The Confederate States of America duplicated much of the US Constitution and corrected the defect of conflict between the Preamble and Article 1, Section 8.Article 1, Section 8 was very specifically edited to remove the abuse of powerful Congressmen wanting to tax all citizens to fund internal improvements in their districts and for their friends.US Constitution:The preamble states the Federal mission to "provide" for defense and restricts it to only "promote the general welfare." The people and States retain liberty and sovereignty over welfare, as restated in Amendments 9 and 10.

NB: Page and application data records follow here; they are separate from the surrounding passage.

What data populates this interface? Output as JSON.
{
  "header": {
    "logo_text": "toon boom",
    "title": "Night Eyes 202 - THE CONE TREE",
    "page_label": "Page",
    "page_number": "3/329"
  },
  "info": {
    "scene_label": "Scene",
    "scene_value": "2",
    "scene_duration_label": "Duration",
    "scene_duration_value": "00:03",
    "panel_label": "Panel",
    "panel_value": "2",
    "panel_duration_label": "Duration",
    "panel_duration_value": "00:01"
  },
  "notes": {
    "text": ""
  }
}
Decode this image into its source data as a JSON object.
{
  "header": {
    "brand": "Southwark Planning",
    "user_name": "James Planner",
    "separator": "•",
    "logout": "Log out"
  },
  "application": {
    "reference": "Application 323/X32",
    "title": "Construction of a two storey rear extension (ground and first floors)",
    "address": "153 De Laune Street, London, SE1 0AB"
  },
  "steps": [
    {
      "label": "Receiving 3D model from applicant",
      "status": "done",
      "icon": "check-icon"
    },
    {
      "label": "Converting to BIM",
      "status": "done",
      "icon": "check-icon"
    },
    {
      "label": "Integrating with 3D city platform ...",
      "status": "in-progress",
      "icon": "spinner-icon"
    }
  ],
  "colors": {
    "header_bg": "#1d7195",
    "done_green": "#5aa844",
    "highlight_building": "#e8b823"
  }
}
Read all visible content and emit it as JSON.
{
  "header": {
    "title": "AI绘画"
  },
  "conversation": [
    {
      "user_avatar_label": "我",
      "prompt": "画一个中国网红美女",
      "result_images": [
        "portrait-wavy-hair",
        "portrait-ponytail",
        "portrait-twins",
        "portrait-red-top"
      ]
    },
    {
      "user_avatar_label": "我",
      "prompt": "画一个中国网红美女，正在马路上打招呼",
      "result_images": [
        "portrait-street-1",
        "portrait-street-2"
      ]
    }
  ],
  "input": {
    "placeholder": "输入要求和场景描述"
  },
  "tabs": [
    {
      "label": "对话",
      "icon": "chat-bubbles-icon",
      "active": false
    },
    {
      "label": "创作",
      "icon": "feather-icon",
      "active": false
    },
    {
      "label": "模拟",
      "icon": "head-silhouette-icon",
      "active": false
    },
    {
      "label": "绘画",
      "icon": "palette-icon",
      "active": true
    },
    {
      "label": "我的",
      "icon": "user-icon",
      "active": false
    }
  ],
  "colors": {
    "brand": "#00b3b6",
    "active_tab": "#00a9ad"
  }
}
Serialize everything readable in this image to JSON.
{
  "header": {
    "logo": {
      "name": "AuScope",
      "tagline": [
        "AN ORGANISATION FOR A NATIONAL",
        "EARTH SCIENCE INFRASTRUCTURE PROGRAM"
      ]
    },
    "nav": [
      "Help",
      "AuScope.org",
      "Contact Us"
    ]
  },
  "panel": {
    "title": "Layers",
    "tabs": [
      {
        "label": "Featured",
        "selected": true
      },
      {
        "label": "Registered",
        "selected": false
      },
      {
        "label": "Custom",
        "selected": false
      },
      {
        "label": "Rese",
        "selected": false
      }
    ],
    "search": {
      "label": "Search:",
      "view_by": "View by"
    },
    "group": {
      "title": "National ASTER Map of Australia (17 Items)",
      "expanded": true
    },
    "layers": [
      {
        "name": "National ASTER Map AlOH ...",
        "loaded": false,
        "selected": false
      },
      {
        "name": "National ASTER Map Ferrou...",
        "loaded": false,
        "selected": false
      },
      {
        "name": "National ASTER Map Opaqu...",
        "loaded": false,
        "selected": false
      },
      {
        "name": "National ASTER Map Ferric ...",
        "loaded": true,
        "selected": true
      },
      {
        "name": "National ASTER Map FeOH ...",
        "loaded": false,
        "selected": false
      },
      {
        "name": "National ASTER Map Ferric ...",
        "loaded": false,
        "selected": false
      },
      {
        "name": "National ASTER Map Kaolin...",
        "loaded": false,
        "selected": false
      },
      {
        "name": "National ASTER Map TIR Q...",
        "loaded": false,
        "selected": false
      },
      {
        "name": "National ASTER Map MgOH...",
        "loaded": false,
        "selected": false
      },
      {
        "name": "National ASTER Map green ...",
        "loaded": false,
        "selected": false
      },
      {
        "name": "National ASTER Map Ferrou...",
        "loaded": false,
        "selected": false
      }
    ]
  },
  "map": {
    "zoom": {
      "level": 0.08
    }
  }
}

Preamble: "We the People of the United States, in Order to form a more perfect Union, establish Justice, insure domestic Tranquility, provide for the common defence, promote the general Welfare, and secure the Blessings of Liberty to ourselves and our Posterity, do ordain and establish this Constitution for the United States of America."
Section 8 is subordinate to the Preamble. Congress does not have more authority than is granted to the entire Federal governments (Madison, Cod Fishery Bill of 1792).
Section 8: "The Congress shall have Power To lay and collect Taxes, Duties, Imposts and Excises, to pay the Debts and provide for the common Defence and general Welfare of the United States; but all Duties, Imposts and Excises shall be uniform throughout the United States;"
Constitution of the Confederate States, March 11, 1861:
"Sec. 8. The Congress shall have power-
(I) To lay and collect taxes, duties, imposts, and excises for revenue, necessary to pay the debts, provide for the common defense, and carry on the Government of the Confederate States; but no bounties shall be granted from the Treasury; nor shall any duties or taxes on importations from foreign nations be laid to promote or foster any branch of industry; and all duties, imposts, and excises shall be uniform throughout the Confederate States.
(2) To borrow money on the credit of the Confederate States.
(3) To regulate commerce with foreign nations, and among the several States, and with the Indian tribes; but neither this, nor any other clause contained in the Constitution, shall ever be construed to delegate the power to Congress to appropriate money for any internal improvement intended to facilitate commerce; except for the purpose of furnishing lights, beacons, and buoys, and other aids to navigation upon the coasts, and the improvement of harbors and the removing of obstructions in river navigation; in all which cases such duties shall be laid on the navigation facilitated thereby as may be necessary to pay the costs and expenses thereof."